Oxford Flood Alleviation Scheme - Welcome

Closed 31 May 2021

Opened 17 May 2021

Overview

 

 

 

What is the Oxford Flood Alleviation Scheme?

The Oxford Flood Alleviation Scheme will create a new stream with wetland wildlife corridor to the west of Oxford to reduce flood risk in the city and surrounding areas. 

The scheme will reduce flood risk to all properties in Oxford currently at risk of flooding from the River Thames, as well as to the railway, Botley and Abingdon Roads, other local roads, utilities and services such as broadband. As well as directly benefiting residents this will keep the city open for business in times of flood, helping protect Oxford’s thriving economy. The scheme will also bring additional environmental improvements to the area, including creating new wetland which will link up existing wildlife sites. Wetland habitats support plants and animals adapted to living in a wet environment and are in decline across the country. Creating over 20 hectares of new wetland and around 16 hectares of floodplain meadow throughout the area will be a valuable benefit of the scheme.

The new stream and gently sloping wetland and grazing pasture will blend into the existing landscape and work with the natural floodplain. The stream and lowered ground alongside it reduce flood risk by creating more space for floodwater away from built-up areas.

Visualisation of the new stream

Impression of the new stream, viewed from Devil's Backbone

The scheme will be approximately 5 km long, starting just north of Botley Road and passing under the A423 Kennington Railway Bridge (Southern by-pass) to the south before re-joining the River Thames.

This major project is being led by the Environment Agency working together with 9 organisations dedicated to reducing Oxford’s flood risk and providing wider benefits to Oxfordshire. Our scheme is designed to cope with floods of a major scale, to help protect the city in coming decades as flood risk increases with climate change. The scheme forms part of a wider programme to improve flood resilience being planned by the Environment Agency across the Thames Valley area.

The scheme partners are:
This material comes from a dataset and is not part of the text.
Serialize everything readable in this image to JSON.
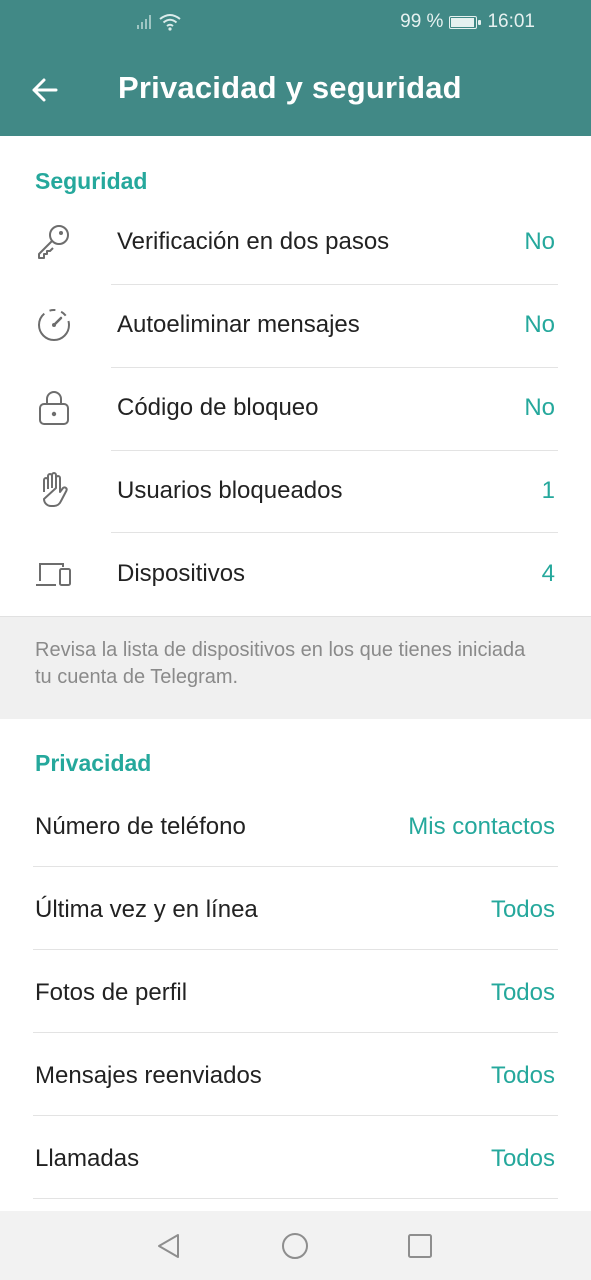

  • Environment Agency
  • Oxfordshire County Council
  • Oxford City Council
  • Vale of White Horse District Council
  • Thames Water
  • Thames Regional Flood and Coastal Committee
  • Oxford Flood Alliance
  • Oxfordshire Local Enterprise Partnership
  • University of Oxford
  • Highways England

Why we are engaging with you now

We will be submitting a new planning application for the Oxford Flood Alleviation Scheme later this year. We had submitted a planning application in March 2018, but withdrew it when Oxfordshire County Council discovered that the A423 bridge needs replacing. The bridge is in the south of the scheme area and is essential to the scheme as floodwater will need to pass underneath it. When it was discovered the bridge needed replacing we took the opportunity to work with the county council to coordinate both projects.

We would like to inform you here about the updates we’ve made. The scheme remains the same overall design as in our previous planning application, with necessary changes made around the A423 bridge area. We have also used the time since our last application to make progress with our environmental benefits and improve some aspects of how we build the scheme.

We provide background information to the scheme, including how it will work, what it will look like and its environmental features on Page 2 - Background and benefits.

The main updates since our previous planning application are all set out in detail on Page 3 - Scheme updates.  

Next steps

We intend to submit our planning application in late 2021. Once we submit our new planning application, Oxfordshire County Council will consult the public as part of the formal planning application process on the proposed scheme.

The flood problem in Oxford will get worse with climate change and it’s only a matter of time before we see a major flood. We want to ensure Oxford’s communities are as protected as possible from the increased floods we’ll see in coming decades. This is why we’re working to bring a sustainable long-term solution to the city. Our aim is for the new stream and wetland wildlife corridor to be a cherished asset for the local community, benefiting people and the environment for decades to come. We will need to obtain planning permission in order to proceed with the scheme and value the support of local communities in achieving this.

Approvals needed before construction of the scheme can begin

Separate from the planning process we are talking with landowners and other affected parties to reach agreements over the land we’ll need for the scheme. It’s normal practice when planning a scheme of this scale to submit a compulsory purchase order (CPO). This allows land and rights over land to be obtained when they are needed in the public interest. It’s always our aim to reach land agreements directly with landowners. However, with a scheme of this size, we will be submitting a CPO to ensure we have access to all the land essential for the scheme to work.

You ask, we answer

If you would like to know more, you can contact us by email or by submitting a question through our survey. We'll be providing responses to the frequently asked questions in written and video format in the coming weeks.

Feedback

Stay in touch as the Oxford Flood Alleviation Scheme progresses:

 

Next page: Background and benefits

Audiences

  • Recreational and commercial river users
  • Fishing clubs and representative associations
  • Members of the public with an interest in the river, the species and conservation
  • Businesses
  • Charities
  • Statutory organisations
  • NGOs
  • Members of the public
  • Elected representatives, including MPs
  • Local councils
  • Academics
  • Environment Agency customers
  • Environment Agency colleagues

Interests

  • Flood management
  • Habitats and wildlife